Big-headed fly (Family Pipunculidae)

This week we’ll meet a crawly you might never see, but he’ll sure see you coming! He’s all eyes. Meet the big-headed fly (Family Pipunculidae [Pip·un·CULE·i dae]).
At just one-eighth of an inch in length, the only thing big about this big-headed fly is his head. Most of that giant (relatively speaking) noggin’ is comprised of his “the better to see you with” eyes.
Just imagine how tiny each of those thousands of lenses making up his compound eyes are. He’s a living work of stained-glass art on the wing – including the wings which have a rainbow sheen when viewed at the right angle.
Some species of big-headed flies have vibrant red peepers, but most have dark eyes and black, gray or brown bodies. They’re not a critter that stands out unless you’re really looking for them.
Big-headed flies don’t have any reason to pester humans or other mammals. If you’re a planthopper or treehopper, however, look out!
Big-headed flies parasitize various little hoppers. While plant and treehoppers don’t cause any significant damage to plants outside of an agricultural setting, big-headed flies still land in the “beneficial insect” category for backyard bugs.
For agriculture, they are especially good for controlling potato leafhoppers (Empoasca fabae), a major pest of alfalfa in the Eastern United States.
There are a couple non-native species of planthoppers in our area who can spread disease between one plant and another, so encourage any big-headed fly you see to go after those.
There are 130 species of big-headed fly in North America. Some are a bit larger than our pictured bitty-bit, but even the largest species is under three-quarters of an inch in size. You don’t need to be big when you parasitize very small critters.
It’s the big-headed larvae who are the parasites of hoppers. Adult big-headed prefer sweeter fare, dining on honeydew and sometimes nectar.
They’re most often found hovering around vegetation. There the males look for females or a sweet food source. Females are looking for hoppers. They can be found in all types of habitats, but most species are found in large numbers in forest openings and along forest edges. In semi-arid regions, adults commonly occur at seeps or along small creeks.
Like most winged insects, the adults don’t live very long. They’re most often seen in Oregon in September and October.
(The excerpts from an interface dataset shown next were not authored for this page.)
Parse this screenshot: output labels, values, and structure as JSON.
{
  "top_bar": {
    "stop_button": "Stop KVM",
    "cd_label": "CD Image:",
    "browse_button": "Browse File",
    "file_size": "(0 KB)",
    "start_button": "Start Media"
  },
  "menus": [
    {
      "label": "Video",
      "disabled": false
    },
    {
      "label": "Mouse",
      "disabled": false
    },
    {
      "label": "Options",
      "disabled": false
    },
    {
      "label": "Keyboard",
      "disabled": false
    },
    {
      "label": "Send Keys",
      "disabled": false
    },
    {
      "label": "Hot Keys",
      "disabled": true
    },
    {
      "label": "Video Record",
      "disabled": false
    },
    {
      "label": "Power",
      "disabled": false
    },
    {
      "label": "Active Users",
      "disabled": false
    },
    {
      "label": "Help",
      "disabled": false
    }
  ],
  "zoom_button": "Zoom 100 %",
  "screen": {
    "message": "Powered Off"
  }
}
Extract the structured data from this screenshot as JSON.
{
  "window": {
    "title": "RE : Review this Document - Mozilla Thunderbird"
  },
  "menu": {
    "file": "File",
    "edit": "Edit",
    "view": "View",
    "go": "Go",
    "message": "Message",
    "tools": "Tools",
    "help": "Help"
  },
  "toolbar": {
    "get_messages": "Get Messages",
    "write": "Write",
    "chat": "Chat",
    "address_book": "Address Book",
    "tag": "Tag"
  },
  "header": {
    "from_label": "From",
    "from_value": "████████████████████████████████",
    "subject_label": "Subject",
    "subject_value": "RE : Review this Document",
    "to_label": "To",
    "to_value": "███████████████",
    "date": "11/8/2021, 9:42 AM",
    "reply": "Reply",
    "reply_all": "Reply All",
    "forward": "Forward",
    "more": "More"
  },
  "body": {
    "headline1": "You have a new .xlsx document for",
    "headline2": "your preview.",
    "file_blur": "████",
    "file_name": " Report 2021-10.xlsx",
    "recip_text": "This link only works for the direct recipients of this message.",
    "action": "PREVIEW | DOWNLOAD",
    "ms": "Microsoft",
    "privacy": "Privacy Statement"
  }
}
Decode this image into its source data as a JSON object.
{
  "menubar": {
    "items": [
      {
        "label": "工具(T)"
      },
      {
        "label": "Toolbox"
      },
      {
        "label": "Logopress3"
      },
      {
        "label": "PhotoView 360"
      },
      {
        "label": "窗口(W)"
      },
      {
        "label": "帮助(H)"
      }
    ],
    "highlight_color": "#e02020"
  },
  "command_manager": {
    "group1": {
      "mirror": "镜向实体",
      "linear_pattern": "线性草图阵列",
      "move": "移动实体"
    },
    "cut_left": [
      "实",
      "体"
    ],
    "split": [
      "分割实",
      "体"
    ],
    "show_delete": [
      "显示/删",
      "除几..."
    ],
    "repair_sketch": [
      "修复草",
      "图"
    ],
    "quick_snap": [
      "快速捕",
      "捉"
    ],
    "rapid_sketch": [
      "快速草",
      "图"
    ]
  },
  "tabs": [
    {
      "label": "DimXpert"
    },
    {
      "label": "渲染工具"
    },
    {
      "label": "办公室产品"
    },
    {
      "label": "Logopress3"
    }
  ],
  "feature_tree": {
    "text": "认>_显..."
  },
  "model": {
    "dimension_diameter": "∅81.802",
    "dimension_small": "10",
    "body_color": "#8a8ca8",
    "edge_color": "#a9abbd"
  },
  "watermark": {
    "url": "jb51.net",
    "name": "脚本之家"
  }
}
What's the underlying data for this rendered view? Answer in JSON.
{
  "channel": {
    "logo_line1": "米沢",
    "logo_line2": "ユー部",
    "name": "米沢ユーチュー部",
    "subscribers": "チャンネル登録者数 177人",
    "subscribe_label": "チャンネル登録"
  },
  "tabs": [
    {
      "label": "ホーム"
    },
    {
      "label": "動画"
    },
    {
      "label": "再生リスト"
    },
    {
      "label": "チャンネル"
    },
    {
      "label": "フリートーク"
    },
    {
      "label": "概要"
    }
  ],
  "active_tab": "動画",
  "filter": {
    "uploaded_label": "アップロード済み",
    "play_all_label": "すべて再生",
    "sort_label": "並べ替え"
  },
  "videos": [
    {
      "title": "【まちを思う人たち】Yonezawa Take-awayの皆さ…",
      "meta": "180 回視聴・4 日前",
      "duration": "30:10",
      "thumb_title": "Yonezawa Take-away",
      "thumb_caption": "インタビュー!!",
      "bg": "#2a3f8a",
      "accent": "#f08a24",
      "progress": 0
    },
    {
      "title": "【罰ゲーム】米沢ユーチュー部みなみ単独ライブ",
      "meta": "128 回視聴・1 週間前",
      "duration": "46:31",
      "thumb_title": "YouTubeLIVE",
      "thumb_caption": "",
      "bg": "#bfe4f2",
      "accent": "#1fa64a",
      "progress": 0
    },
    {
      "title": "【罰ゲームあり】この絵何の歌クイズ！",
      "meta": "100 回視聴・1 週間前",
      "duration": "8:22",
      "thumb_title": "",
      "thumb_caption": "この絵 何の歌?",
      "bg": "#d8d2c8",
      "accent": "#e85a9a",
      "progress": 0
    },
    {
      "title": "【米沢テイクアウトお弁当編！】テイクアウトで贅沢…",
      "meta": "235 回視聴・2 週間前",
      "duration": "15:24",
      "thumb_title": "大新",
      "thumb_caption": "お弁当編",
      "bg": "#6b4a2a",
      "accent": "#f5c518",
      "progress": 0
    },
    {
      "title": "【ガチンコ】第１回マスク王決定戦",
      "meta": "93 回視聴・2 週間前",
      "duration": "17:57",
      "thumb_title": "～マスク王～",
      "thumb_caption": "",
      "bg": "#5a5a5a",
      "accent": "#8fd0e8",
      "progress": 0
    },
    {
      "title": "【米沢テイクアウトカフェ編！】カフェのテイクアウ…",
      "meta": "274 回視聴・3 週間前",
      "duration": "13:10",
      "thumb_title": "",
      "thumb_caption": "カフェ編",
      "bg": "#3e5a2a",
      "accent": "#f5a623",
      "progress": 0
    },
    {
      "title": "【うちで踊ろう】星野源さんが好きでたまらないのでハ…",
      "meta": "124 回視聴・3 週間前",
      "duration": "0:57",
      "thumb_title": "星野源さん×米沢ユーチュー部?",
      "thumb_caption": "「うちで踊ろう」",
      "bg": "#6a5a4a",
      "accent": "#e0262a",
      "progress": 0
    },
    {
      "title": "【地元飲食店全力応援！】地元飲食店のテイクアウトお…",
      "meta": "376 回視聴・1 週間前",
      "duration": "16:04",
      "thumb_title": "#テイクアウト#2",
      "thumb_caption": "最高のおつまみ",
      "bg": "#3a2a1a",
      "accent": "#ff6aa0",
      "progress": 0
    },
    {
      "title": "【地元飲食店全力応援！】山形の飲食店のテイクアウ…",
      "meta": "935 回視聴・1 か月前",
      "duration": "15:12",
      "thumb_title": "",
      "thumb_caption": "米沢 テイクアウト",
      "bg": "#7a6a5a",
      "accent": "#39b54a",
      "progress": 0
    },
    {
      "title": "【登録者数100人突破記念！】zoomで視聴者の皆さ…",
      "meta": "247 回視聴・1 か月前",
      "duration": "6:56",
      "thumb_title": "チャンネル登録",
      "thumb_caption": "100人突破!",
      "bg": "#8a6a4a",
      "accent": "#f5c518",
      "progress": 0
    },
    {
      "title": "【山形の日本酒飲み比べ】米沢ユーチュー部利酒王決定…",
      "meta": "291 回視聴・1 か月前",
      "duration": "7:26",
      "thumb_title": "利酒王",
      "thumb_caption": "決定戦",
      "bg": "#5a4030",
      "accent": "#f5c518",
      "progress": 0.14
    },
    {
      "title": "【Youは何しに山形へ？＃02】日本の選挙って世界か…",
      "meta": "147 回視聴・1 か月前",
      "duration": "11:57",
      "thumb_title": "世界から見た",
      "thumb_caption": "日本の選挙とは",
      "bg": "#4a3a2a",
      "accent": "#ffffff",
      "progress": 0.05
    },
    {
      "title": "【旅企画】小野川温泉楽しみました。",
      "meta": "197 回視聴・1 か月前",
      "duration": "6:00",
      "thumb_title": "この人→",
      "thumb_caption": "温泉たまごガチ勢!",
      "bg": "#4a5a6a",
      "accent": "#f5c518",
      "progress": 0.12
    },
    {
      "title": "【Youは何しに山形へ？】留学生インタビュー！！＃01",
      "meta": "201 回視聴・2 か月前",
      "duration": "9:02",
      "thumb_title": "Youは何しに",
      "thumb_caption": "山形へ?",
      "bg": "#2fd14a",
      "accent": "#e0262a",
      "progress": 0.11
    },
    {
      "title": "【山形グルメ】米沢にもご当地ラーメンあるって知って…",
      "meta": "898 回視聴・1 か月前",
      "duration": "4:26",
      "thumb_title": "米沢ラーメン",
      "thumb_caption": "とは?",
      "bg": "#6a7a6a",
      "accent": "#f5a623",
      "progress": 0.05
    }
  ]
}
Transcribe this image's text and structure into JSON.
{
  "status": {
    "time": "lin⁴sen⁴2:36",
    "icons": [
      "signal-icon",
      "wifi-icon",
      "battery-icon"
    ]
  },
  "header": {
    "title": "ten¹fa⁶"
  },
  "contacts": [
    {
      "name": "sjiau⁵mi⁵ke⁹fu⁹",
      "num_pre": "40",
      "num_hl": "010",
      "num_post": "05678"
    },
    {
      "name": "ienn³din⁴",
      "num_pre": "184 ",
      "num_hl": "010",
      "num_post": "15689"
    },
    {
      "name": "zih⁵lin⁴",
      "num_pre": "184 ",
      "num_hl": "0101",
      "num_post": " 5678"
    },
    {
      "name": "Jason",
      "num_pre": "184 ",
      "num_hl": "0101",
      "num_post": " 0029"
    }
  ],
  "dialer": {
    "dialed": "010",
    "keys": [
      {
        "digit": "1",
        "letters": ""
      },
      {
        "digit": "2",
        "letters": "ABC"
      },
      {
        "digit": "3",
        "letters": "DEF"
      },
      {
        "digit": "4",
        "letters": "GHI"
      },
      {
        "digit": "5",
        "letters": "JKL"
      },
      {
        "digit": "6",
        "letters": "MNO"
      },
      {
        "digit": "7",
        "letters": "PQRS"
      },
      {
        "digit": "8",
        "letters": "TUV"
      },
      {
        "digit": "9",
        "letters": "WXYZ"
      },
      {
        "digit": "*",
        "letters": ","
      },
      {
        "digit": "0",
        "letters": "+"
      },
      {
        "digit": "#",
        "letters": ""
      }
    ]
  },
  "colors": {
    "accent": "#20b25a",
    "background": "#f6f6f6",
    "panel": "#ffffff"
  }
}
In California they are on the wing almost year-round.
Once the female big-headed fly lays her egg on the host hopper, it takes the fly nearly two months to reach maturity.
So come next fall if you see a wee fly with ginormous eyes hovering in your shrubbery, give them a tip of the hat and a “thank you” for their masterful pest control services.